Carol Ann Duffy, Britain's poet laureate, writes about the unpronounceable Iceland volcano and (please, I beg, note the pun) its fall-out.
Five miles up the hush and shush of ash.
Yet the sky is as clean as a white slate
I could write my childhood there.
Selfish to sit in this garden, listening to the past.
A gentleman bee wooing its flower, a lawnmower.
When the grounded planes mean ruined plans, holidays on hold,
saw absences at weddings, funerals.
But Britain’s birds sing in this spring from Inverness to Liverpool,
From Crieff to Cardiff, Oxford, London Town, Land’s End to John O’Groats.
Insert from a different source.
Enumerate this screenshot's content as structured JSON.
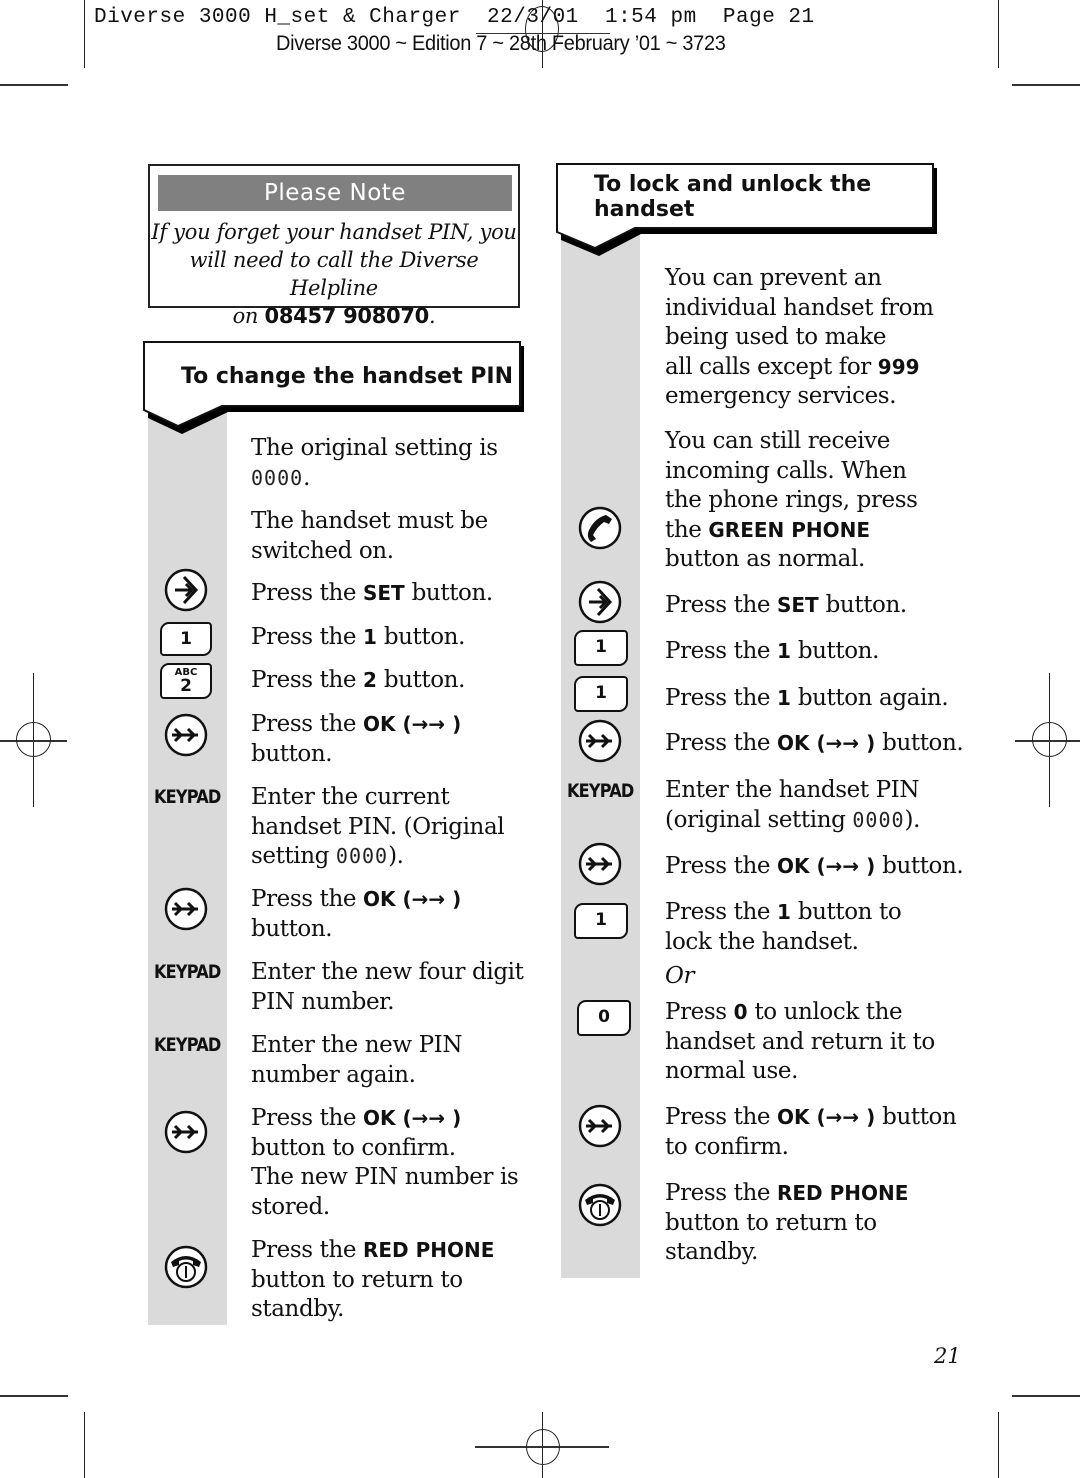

The music, silence summoned, that Shakespeare heard,
and Edward Thomas.